 I heard music. I heard a brass band. I saw thousands of people in front of the church, and I stood among them, almost like one of them.
There was a military drill on the church landing. A group of young men drilled in elaborate formations, a team, a group with a single purpose, to be as one. They followed the music of a brass band.

I was swept away by the music and the drill, by the joy of the crowd, few of them, being so young, having had to live through the tough times of repression and violence here. Couples would suddenly and dramatically make out, children would grab their mothers, fathers would stand taller. We all cheered as the drill team did fancy manoeuvres.

Back home I find that pig hippies living in parks have lice, that they shit on police cars and on bank floors and rape underage girls and homosexuals. I speak the language, but I don't understand what people are saying oft times.
Maybe the Peruvians have trouble understanding my Spanish sometimes, but obviously they were reading my mind. So I thought about how these less than well-off Peruvians live their lives.

This we can understand. They do not camp out in parks and demand the government forgive the student loans they racked up getting degrees in Angry Victims Studies.

Maybe the Peruvians are crazy. Maybe they should camp out in parks and be pigs. This is what they do instead.

They watch marching men and listen to military bands and go to church, they have children and go to work, just like Americans do, that one percent who don't camp out in filth and demand from others. Sometimes these poor people just go for a walk.

All these languages floating around in my head. I went home for dinner and in the midst of it I heard a band outside my window, thousands of people milling about, the Church again having a procession, and people together for a purpose, whatever it might be.

There are some of us who are a band apart. I wonder about it. I like this country, and I fear for the fate of my own.
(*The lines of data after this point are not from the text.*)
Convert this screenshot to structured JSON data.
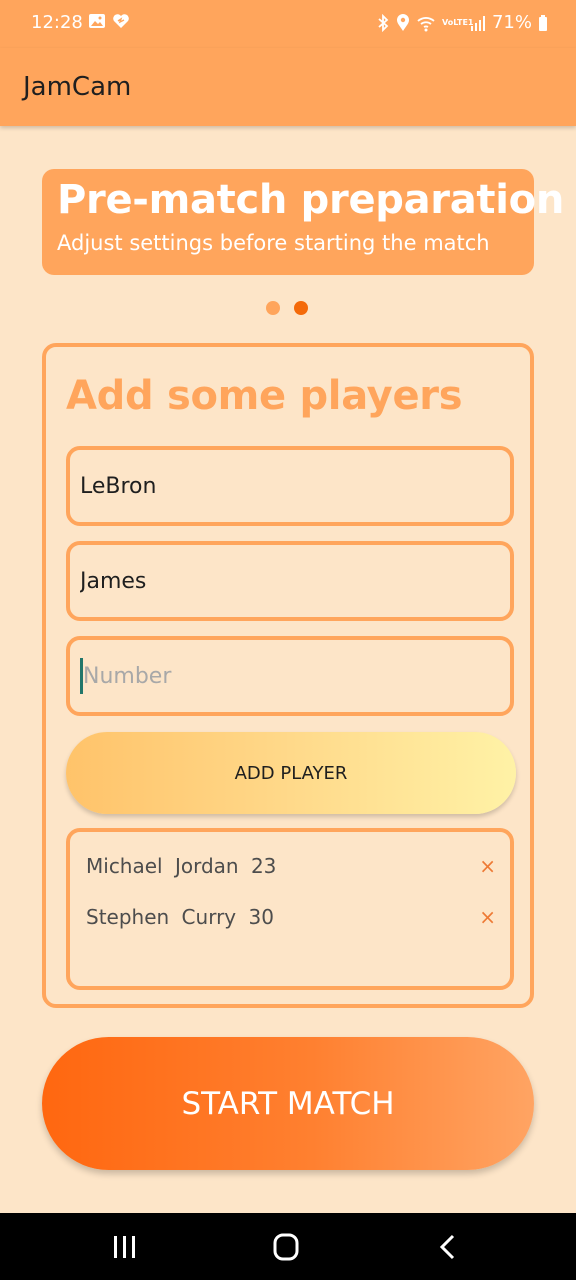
{
  "status_bar": {
    "time": "12:28",
    "battery": "71%",
    "icons": [
      "gallery-icon",
      "heart-icon",
      "bluetooth-icon",
      "location-icon",
      "wifi-icon",
      "volte-icon",
      "signal-icon",
      "battery-icon"
    ],
    "volte_text": "VoLTE1"
  },
  "app_bar": {
    "title": "JamCam"
  },
  "hero": {
    "title": "Pre-match preparation",
    "subtitle": "Adjust settings before starting the match"
  },
  "pager": {
    "total": 2,
    "active_index": 1
  },
  "card": {
    "title": "Add some players",
    "first_name_value": "LeBron",
    "last_name_value": "James",
    "number_placeholder": "Number",
    "add_button_label": "ADD PLAYER",
    "players": [
      {
        "label": "Michael  Jordan  23",
        "remove": "×"
      },
      {
        "label": "Stephen  Curry  30",
        "remove": "×"
      }
    ]
  },
  "start_button_label": "START MATCH",
  "nav": {
    "icons": [
      "recent-apps-icon",
      "home-icon",
      "back-icon"
    ]
  },
  "colors": {
    "background": "#fde5c8",
    "accent": "#ffa55c",
    "active_dot": "#f46a0a",
    "start_gradient": [
      "#ff6710",
      "#ffa463"
    ],
    "add_gradient": [
      "#ffc36a",
      "#fff2a6"
    ]
  }
}
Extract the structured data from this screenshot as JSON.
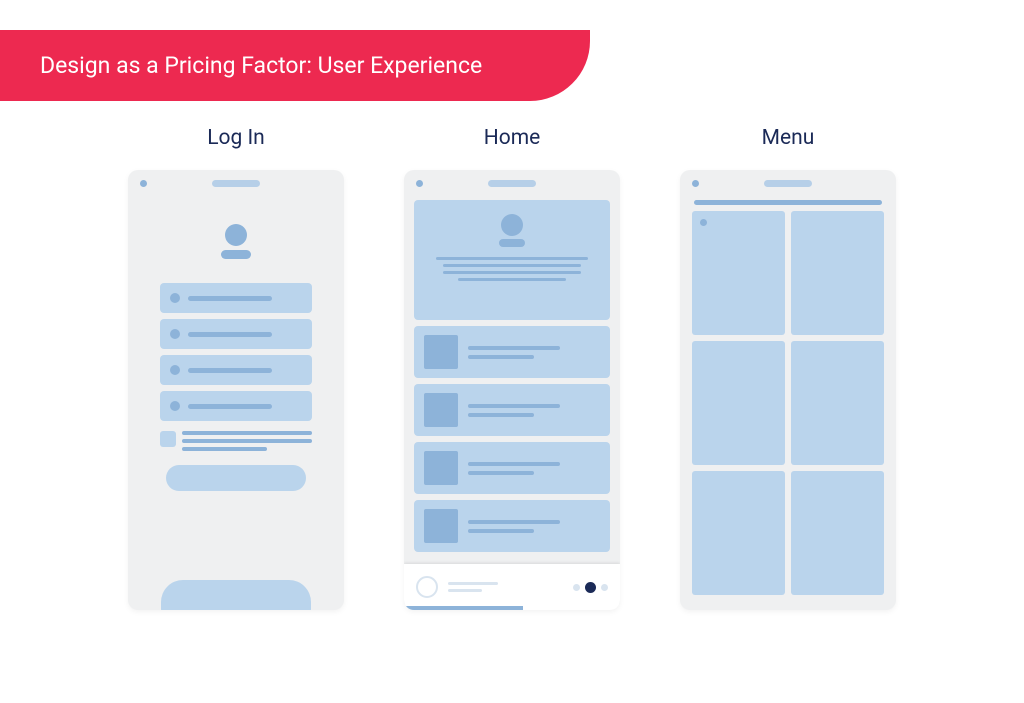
{
  "banner": {
    "title": "Design as a Pricing Factor: User Experience"
  },
  "mockups": {
    "login": {
      "label": "Log In"
    },
    "home": {
      "label": "Home"
    },
    "menu": {
      "label": "Menu"
    }
  }
}
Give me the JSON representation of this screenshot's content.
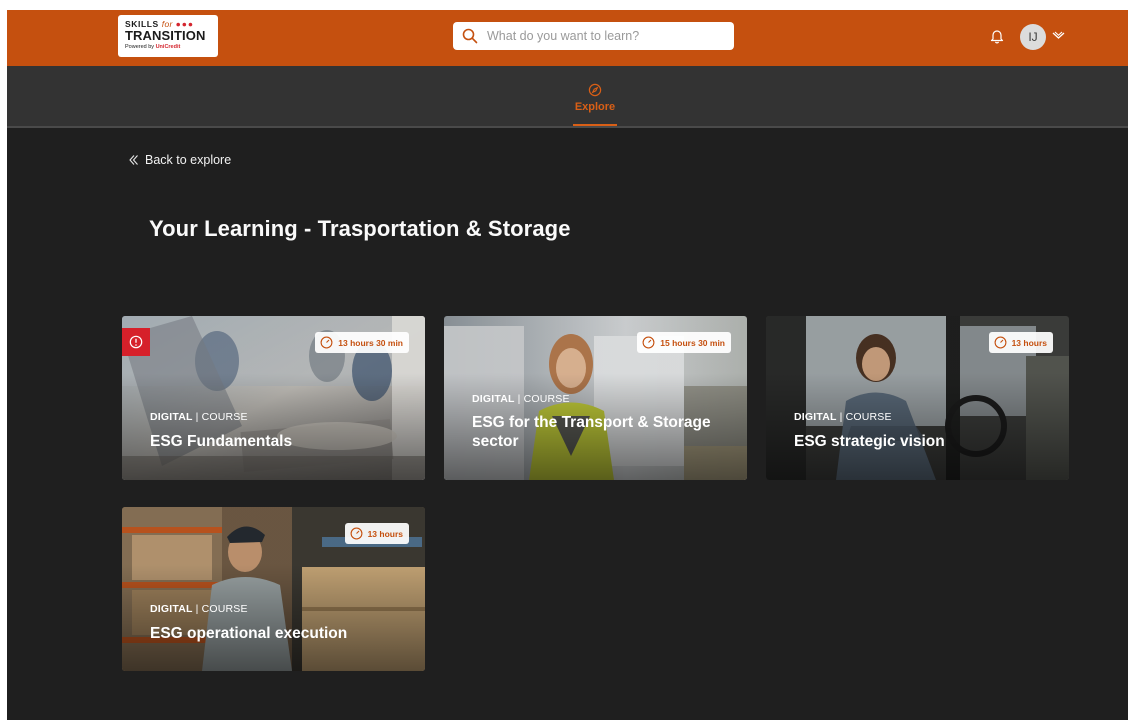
{
  "header": {
    "logo": {
      "line1_skills": "SKILLS",
      "line1_for": "for",
      "line1_dots": "●●●",
      "line2": "TRANSITION",
      "line3_powered": "Powered by",
      "line3_brand": "UniCredit"
    },
    "search": {
      "placeholder": "What do you want to learn?",
      "value": ""
    },
    "avatar_initials": "IJ"
  },
  "subnav": {
    "explore_label": "Explore"
  },
  "back_label": "Back to explore",
  "page_title": "Your Learning - Trasportation & Storage",
  "cards": [
    {
      "duration": "13 hours 30 min",
      "type": "DIGITAL",
      "separator": "|",
      "kind": "COURSE",
      "title": "ESG Fundamentals"
    },
    {
      "duration": "15 hours 30 min",
      "type": "DIGITAL",
      "separator": "|",
      "kind": "COURSE",
      "title": "ESG for the Transport & Storage sector"
    },
    {
      "duration": "13 hours",
      "type": "DIGITAL",
      "separator": "|",
      "kind": "COURSE",
      "title": "ESG strategic vision"
    },
    {
      "duration": "13 hours",
      "type": "DIGITAL",
      "separator": "|",
      "kind": "COURSE",
      "title": "ESG operational execution"
    }
  ],
  "colors": {
    "brand_orange": "#c5500f",
    "accent_orange": "#d95f16",
    "alert_red": "#d6202a",
    "page_bg": "#1f1f1f",
    "subnav_bg": "#333333"
  },
  "icons": {
    "search": "search-icon",
    "bell": "bell-icon",
    "chevron": "chevron-down-icon",
    "explore": "compass-icon",
    "back": "double-chevron-left-icon",
    "duration": "clock-icon",
    "alert": "alert-icon"
  }
}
What language makes sense in this confusion. I leaned out the window and I found myself almost yelling out in my finest Spanish: "Kyrie, eleison!"